_About this task_
Say how many lines in the entries hold the string "icon", giving the number by itself.

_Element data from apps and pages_

========================================

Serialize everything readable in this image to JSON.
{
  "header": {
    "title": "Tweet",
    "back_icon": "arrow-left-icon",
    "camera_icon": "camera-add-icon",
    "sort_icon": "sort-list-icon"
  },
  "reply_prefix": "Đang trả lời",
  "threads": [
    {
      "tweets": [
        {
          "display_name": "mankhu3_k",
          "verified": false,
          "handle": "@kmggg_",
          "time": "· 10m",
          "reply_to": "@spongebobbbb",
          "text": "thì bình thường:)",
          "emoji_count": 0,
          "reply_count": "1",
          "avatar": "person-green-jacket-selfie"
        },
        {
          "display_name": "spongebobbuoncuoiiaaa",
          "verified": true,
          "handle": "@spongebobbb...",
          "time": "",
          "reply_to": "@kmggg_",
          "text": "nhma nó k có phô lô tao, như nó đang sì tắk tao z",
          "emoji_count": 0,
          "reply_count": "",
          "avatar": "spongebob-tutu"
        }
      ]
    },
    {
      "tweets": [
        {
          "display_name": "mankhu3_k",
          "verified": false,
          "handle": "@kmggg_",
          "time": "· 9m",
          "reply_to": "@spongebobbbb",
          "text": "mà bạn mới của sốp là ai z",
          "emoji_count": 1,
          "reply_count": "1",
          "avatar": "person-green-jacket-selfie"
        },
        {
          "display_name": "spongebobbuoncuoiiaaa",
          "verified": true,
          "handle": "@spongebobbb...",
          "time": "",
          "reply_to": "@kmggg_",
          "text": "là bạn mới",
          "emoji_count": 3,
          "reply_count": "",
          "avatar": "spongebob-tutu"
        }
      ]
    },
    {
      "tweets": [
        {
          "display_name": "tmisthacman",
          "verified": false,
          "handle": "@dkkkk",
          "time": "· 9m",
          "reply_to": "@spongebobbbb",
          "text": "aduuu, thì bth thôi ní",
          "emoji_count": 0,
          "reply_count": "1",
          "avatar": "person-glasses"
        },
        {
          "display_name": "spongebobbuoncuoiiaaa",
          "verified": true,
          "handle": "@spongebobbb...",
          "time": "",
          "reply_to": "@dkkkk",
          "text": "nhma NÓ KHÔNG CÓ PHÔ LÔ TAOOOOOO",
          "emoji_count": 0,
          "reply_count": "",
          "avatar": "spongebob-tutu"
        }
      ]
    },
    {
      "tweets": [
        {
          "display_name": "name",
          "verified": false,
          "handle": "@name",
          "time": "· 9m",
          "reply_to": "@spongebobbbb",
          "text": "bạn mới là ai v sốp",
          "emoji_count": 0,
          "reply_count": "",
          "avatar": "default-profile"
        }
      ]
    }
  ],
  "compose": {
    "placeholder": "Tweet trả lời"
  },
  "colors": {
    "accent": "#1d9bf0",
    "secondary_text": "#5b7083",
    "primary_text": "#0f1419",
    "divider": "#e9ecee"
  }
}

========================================

_Output_
3